Whether you’re new to Lyme disease or have been dealing with it for years, you might be wondering whether or not the symptoms you’re experiencing with Lyme are unique to you. Here are some answers to those “is it only me?” questions!
What are the symptoms of Lyme disease?
Symptoms vary for each person, but include:
- A bullseye-shaped rash at the location of the tick’s bite
- Flu-like symptoms (fever and chills, sore throat, headaches)
- Joint pain
- Muscle pain
- Brain fog
- Swollen lymph nodes
- Neck pain
- Irregular heartbeat
- Chest pain
- Facial palsy
- Hearing loss
These are the most common symptoms. If your symptom is not on the list, though, it may still be indicative of Lyme—directly or indirectly. The thing is, these symptoms can occur concurrently and/or in different times and seasons. They often manifest themselves differently and to varying degrees in each person. For example, one Lymie may experience manageable headaches and another may experience migraines that debilitate them.
Check out this video of Lymies sharing their symptoms.
Do all Lyme symptoms appear immediately?
Kim caught her Lyme early because she had the classic flu-like symptoms that lasted for days. Her initial symptoms included the bullseye rash, chills, fever, body aches, joint pain in her jaw, and low energy. After being treated for Lyme, though, she later developed anxiety. (Just another example of how Lyme symptoms may not all appear at once.)
Watch her story here.
For somebody diagnosed with Lyme, symptoms may disappear after initial treatments. However, many symptoms can become worse over time, regardless of treatment, and new symptoms can begin to develop.
Can Lyme symptoms come and go?
It is normal to have good days and bad days when you have Lyme disease. Friends and family may not understand how you can have more energy on some days and not on others or why your symptoms come and go. It is also normal to not have enough energy to complete daily tasks and just “push through it.” For example, showering is a simple task for most people, but a Lymie may use all their energy for their day in doing just that.
Also, the pain really can move. You might find that your muscle and joint pain is in one part of your body and then the next day, it aches in another part of your body.
Many factors can affect how you’re feeling. While diet and medication do play roles in this, you might be confused if nothing in your regimen has changed, and your pain has somehow increased. While this can be frustrating to not understand why there is a sudden change, just know that this is normal for Lymies to experience.
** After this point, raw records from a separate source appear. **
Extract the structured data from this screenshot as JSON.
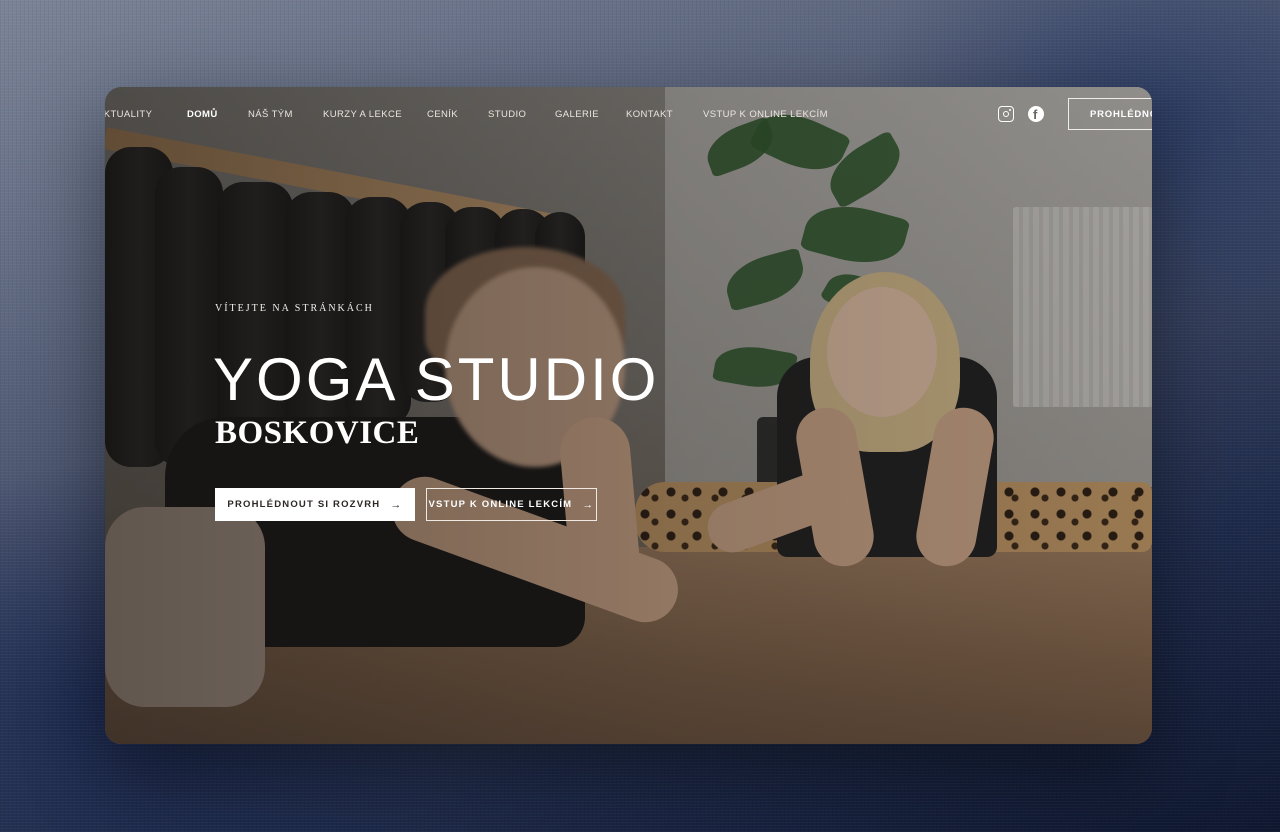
{
  "nav": {
    "items": [
      {
        "label": "AKTUALITY",
        "active": false
      },
      {
        "label": "DOMŮ",
        "active": true
      },
      {
        "label": "NÁŠ TÝM",
        "active": false
      },
      {
        "label": "KURZY A LEKCE",
        "active": false
      },
      {
        "label": "CENÍK",
        "active": false
      },
      {
        "label": "STUDIO",
        "active": false
      },
      {
        "label": "GALERIE",
        "active": false
      },
      {
        "label": "KONTAKT",
        "active": false
      },
      {
        "label": "VSTUP K ONLINE LEKCÍM",
        "active": false
      }
    ],
    "social": [
      "instagram-icon",
      "facebook-icon"
    ],
    "cta_label": "PROHLÉDNOUT SI ROZVRH"
  },
  "hero": {
    "eyebrow": "VÍTEJTE NA STRÁNKÁCH",
    "title": "YOGA STUDIO",
    "subtitle": "BOSKOVICE",
    "primary_button": "PROHLÉDNOUT SI ROZVRH",
    "secondary_button": "VSTUP K ONLINE LEKCÍM",
    "arrow": "→"
  },
  "colors": {
    "overlay": "#19161499",
    "button_bg": "#ffffff",
    "button_text": "#2c2825"
  }
}
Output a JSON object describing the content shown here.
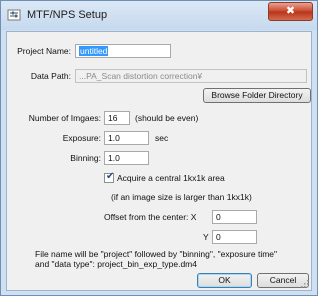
{
  "window": {
    "title": "MTF/NPS Setup",
    "close_symbol": "✖"
  },
  "icons": {
    "app": "app-settings-icon",
    "close": "close-icon",
    "check": "check-icon",
    "grip": "resize-grip-icon"
  },
  "form": {
    "project_name_label": "Project Name:",
    "project_name_value": "untitled",
    "data_path_label": "Data Path:",
    "data_path_value": "...PA_Scan distortion correction¥",
    "browse_button": "Browse Folder Directory",
    "num_images_label": "Number of Imgaes:",
    "num_images_value": "16",
    "num_images_hint": "(should be even)",
    "exposure_label": "Exposure:",
    "exposure_value": "1.0",
    "exposure_unit": "sec",
    "binning_label": "Binning:",
    "binning_value": "1.0",
    "acquire_label": "Acquire a central 1kx1k area",
    "acquire_checked": true,
    "acquire_note": "(if an image size is larger than 1kx1k)",
    "offset_label": "Offset from the center: X",
    "offset_x_value": "0",
    "offset_y_label": "Y",
    "offset_y_value": "0",
    "filename_note_1": "File name will be \"project\" followed by \"binning\", \"exposure time\"",
    "filename_note_2": "and \"data type\": project_bin_exp_type.dm4"
  },
  "buttons": {
    "ok": "OK",
    "cancel": "Cancel"
  },
  "colors": {
    "title_bar": "#cfe0f2",
    "close_button": "#c8452a",
    "selection": "#3399ff",
    "client_bg": "#f0f0f0"
  }
}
A flare-up is a sudden outburst of pain that is triggered and different from the normal, everyday pain you deal with. Certain things can trigger flare-ups, such as drug or food reactions, traveling, stress, and more. Some people will find themselves having a good day, pushing themselves, and then paying for it the next day.
Is Lyme treatment supposed to make you feel worse?
A HERX reaction (herxing) is short for a Jarisch-Herxheimer Reaction. It occurs when Lyme bacteria is being killed off in the body. This is usually positive because that means your treatment is working. However, some reactions can be too severe.
Everyone experiences herxing a little differently. Heather has Lyme and this is how she would explain herxing.
We hope this has helped answer a few questions about Lyme symptoms. Let us know if we missed any symptoms you’ve experienced!